* Data to use:
-.-.-

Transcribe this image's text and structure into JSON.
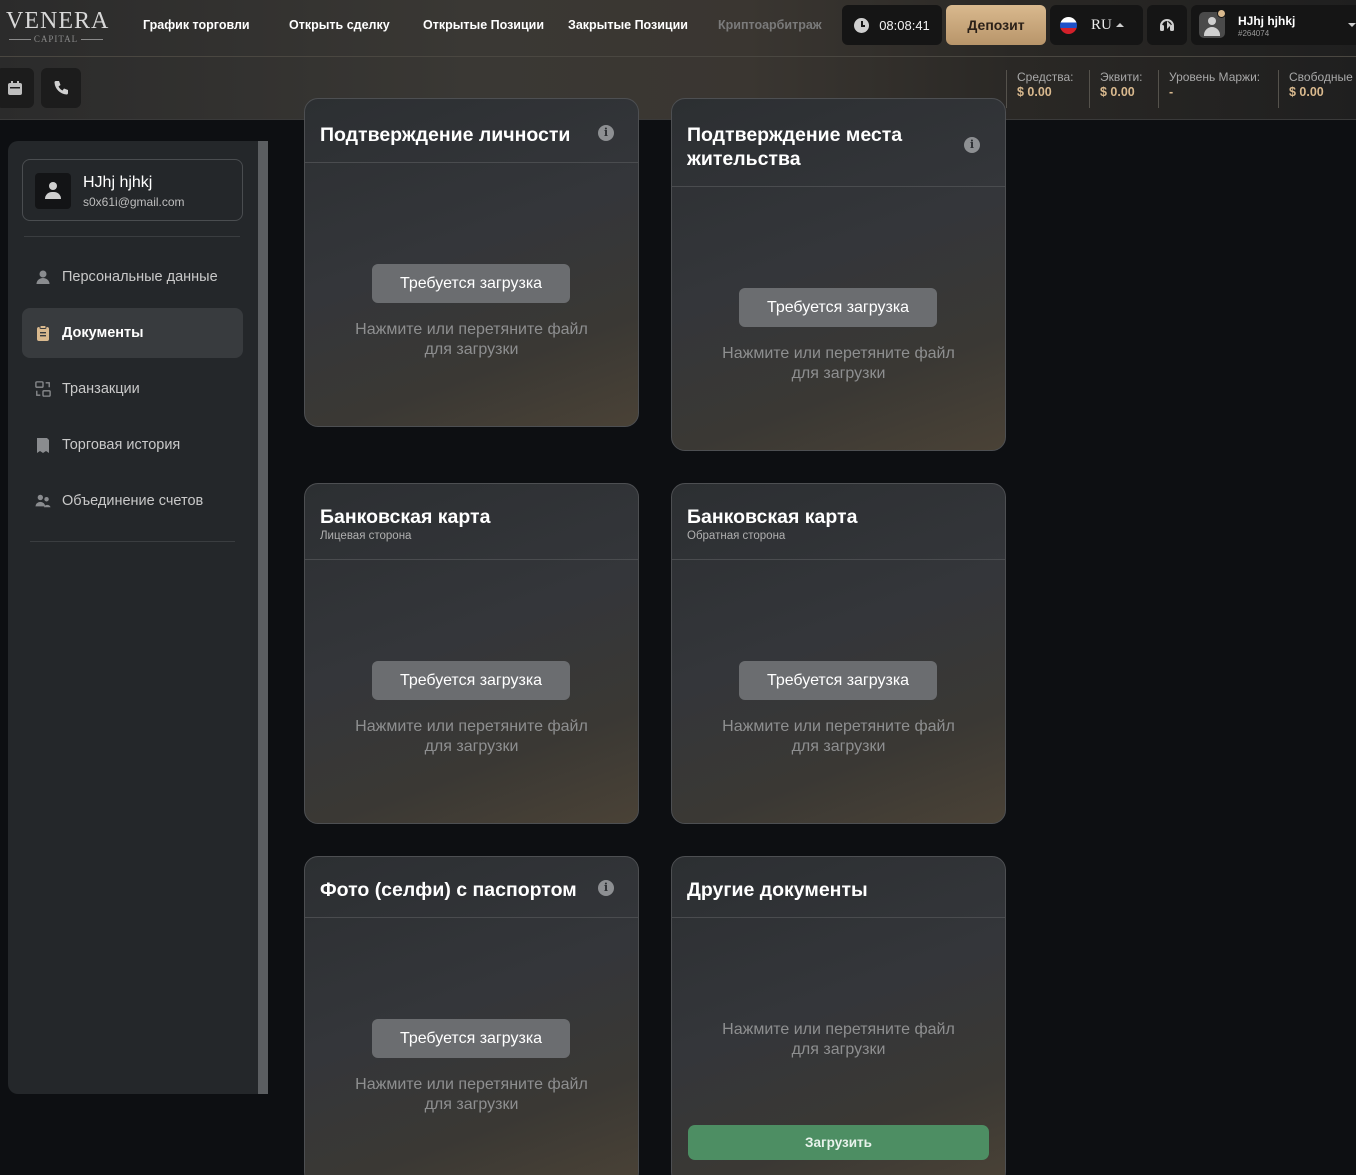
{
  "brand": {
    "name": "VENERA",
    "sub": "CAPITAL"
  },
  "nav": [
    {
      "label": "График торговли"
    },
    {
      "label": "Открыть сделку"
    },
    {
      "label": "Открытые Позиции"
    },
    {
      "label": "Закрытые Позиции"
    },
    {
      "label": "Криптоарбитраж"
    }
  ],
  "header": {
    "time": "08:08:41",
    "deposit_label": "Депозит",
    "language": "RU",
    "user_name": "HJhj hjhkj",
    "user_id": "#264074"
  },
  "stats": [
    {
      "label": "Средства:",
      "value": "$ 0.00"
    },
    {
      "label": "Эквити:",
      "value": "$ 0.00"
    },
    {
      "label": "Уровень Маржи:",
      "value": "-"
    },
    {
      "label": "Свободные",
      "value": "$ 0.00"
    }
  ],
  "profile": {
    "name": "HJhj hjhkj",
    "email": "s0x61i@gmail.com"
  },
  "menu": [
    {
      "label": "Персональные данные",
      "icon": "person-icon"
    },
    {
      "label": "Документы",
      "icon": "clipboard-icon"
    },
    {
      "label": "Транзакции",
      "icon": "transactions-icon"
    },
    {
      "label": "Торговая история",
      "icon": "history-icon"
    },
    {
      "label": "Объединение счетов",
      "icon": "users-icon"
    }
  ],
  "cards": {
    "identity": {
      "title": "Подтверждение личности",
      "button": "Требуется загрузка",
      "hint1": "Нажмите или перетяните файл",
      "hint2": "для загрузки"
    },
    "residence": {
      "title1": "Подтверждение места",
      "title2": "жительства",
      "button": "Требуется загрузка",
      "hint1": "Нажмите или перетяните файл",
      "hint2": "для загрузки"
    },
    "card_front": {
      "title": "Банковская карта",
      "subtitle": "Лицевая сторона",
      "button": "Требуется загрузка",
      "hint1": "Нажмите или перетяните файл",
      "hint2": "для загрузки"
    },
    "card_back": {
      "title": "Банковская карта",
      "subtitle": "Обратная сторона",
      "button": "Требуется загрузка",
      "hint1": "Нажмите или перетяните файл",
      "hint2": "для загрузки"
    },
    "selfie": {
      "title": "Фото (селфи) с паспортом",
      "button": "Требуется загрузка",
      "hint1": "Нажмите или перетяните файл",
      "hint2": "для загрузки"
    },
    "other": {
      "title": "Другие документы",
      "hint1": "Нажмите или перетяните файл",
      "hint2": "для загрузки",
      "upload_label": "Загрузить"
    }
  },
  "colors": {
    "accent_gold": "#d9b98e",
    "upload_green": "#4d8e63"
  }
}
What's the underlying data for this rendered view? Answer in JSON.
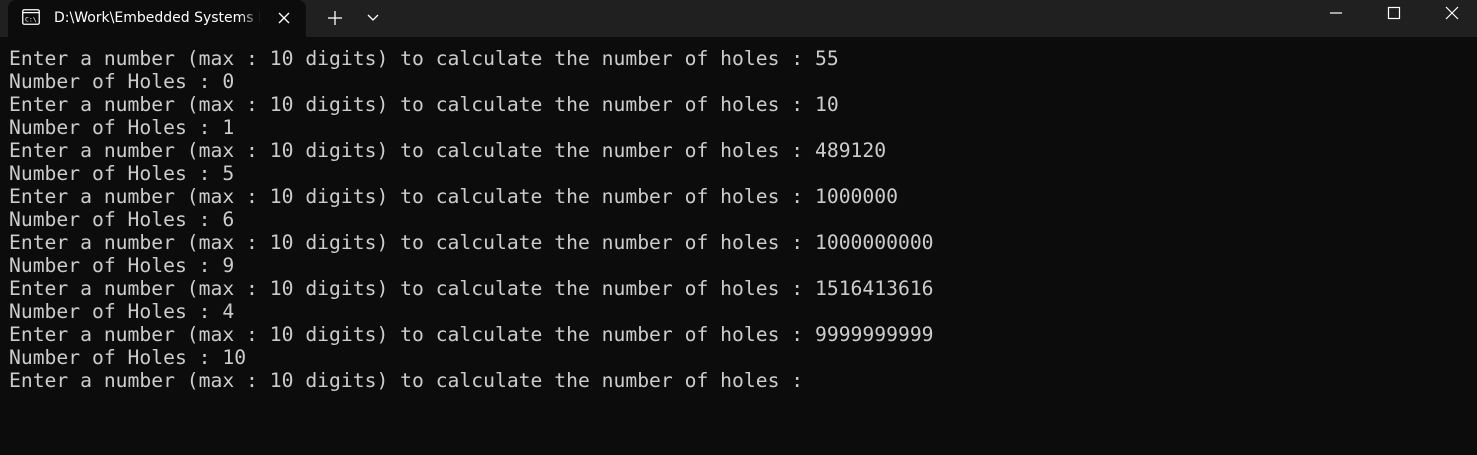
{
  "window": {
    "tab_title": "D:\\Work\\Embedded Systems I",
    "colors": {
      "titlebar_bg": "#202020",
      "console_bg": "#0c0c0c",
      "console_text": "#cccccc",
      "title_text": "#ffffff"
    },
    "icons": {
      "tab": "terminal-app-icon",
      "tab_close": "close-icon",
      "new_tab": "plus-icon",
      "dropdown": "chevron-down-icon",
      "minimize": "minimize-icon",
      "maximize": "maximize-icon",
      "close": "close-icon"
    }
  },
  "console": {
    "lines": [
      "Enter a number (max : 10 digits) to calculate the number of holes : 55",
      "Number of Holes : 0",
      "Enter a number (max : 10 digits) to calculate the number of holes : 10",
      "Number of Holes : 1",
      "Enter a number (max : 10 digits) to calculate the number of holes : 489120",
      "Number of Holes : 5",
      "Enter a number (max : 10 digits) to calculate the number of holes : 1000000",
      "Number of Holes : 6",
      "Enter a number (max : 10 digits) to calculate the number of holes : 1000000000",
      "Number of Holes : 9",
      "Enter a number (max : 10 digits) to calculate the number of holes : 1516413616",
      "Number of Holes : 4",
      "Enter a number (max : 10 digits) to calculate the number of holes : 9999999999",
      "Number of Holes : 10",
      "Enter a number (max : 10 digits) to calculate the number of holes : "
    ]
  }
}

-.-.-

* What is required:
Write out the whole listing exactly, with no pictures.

* Your response:
Transcribe this image's text and structure into JSON.
{
  "brand": {
    "name": "VENERA",
    "sub": "CAPITAL"
  },
  "nav": [
    {
      "label": "График торговли"
    },
    {
      "label": "Открыть сделку"
    },
    {
      "label": "Открытые Позиции"
    },
    {
      "label": "Закрытые Позиции"
    },
    {
      "label": "Криптоарбитраж"
    }
  ],
  "header": {
    "time": "08:08:41",
    "deposit_label": "Депозит",
    "language": "RU",
    "user_name": "HJhj hjhkj",
    "user_id": "#264074"
  },
  "stats": [
    {
      "label": "Средства:",
      "value": "$ 0.00"
    },
    {
      "label": "Эквити:",
      "value": "$ 0.00"
    },
    {
      "label": "Уровень Маржи:",
      "value": "-"
    },
    {
      "label": "Свободные",
      "value": "$ 0.00"
    }
  ],
  "profile": {
    "name": "HJhj hjhkj",
    "email": "s0x61i@gmail.com"
  },
  "menu": [
    {
      "label": "Персональные данные",
      "icon": "person-icon"
    },
    {
      "label": "Документы",
      "icon": "clipboard-icon"
    },
    {
      "label": "Транзакции",
      "icon": "transactions-icon"
    },
    {
      "label": "Торговая история",
      "icon": "history-icon"
    },
    {
      "label": "Объединение счетов",
      "icon": "users-icon"
    }
  ],
  "cards": {
    "identity": {
      "title": "Подтверждение личности",
      "button": "Требуется загрузка",
      "hint1": "Нажмите или перетяните файл",
      "hint2": "для загрузки"
    },
    "residence": {
      "title1": "Подтверждение места",
      "title2": "жительства",
      "button": "Требуется загрузка",
      "hint1": "Нажмите или перетяните файл",
      "hint2": "для загрузки"
    },
    "card_front": {
      "title": "Банковская карта",
      "subtitle": "Лицевая сторона",
      "button": "Требуется загрузка",
      "hint1": "Нажмите или перетяните файл",
      "hint2": "для загрузки"
    },
    "card_back": {
      "title": "Банковская карта",
      "subtitle": "Обратная сторона",
      "button": "Требуется загрузка",
      "hint1": "Нажмите или перетяните файл",
      "hint2": "для загрузки"
    },
    "selfie": {
      "title": "Фото (селфи) с паспортом",
      "button": "Требуется загрузка",
      "hint1": "Нажмите или перетяните файл",
      "hint2": "для загрузки"
    },
    "other": {
      "title": "Другие документы",
      "hint1": "Нажмите или перетяните файл",
      "hint2": "для загрузки",
      "upload_label": "Загрузить"
    }
  },
  "colors": {
    "accent_gold": "#d9b98e",
    "upload_green": "#4d8e63"
  }
}
What's the underlying data for this rendered view? Answer in JSON.
{
  "window": {
    "tab_title": "D:\\Work\\Embedded Systems I",
    "colors": {
      "titlebar_bg": "#202020",
      "console_bg": "#0c0c0c",
      "console_text": "#cccccc",
      "title_text": "#ffffff"
    },
    "icons": {
      "tab": "terminal-app-icon",
      "tab_close": "close-icon",
      "new_tab": "plus-icon",
      "dropdown": "chevron-down-icon",
      "minimize": "minimize-icon",
      "maximize": "maximize-icon",
      "close": "close-icon"
    }
  },
  "console": {
    "lines": [
      "Enter a number (max : 10 digits) to calculate the number of holes : 55",
      "Number of Holes : 0",
      "Enter a number (max : 10 digits) to calculate the number of holes : 10",
      "Number of Holes : 1",
      "Enter a number (max : 10 digits) to calculate the number of holes : 489120",
      "Number of Holes : 5",
      "Enter a number (max : 10 digits) to calculate the number of holes : 1000000",
      "Number of Holes : 6",
      "Enter a number (max : 10 digits) to calculate the number of holes : 1000000000",
      "Number of Holes : 9",
      "Enter a number (max : 10 digits) to calculate the number of holes : 1516413616",
      "Number of Holes : 4",
      "Enter a number (max : 10 digits) to calculate the number of holes : 9999999999",
      "Number of Holes : 10",
      "Enter a number (max : 10 digits) to calculate the number of holes : "
    ]
  }
}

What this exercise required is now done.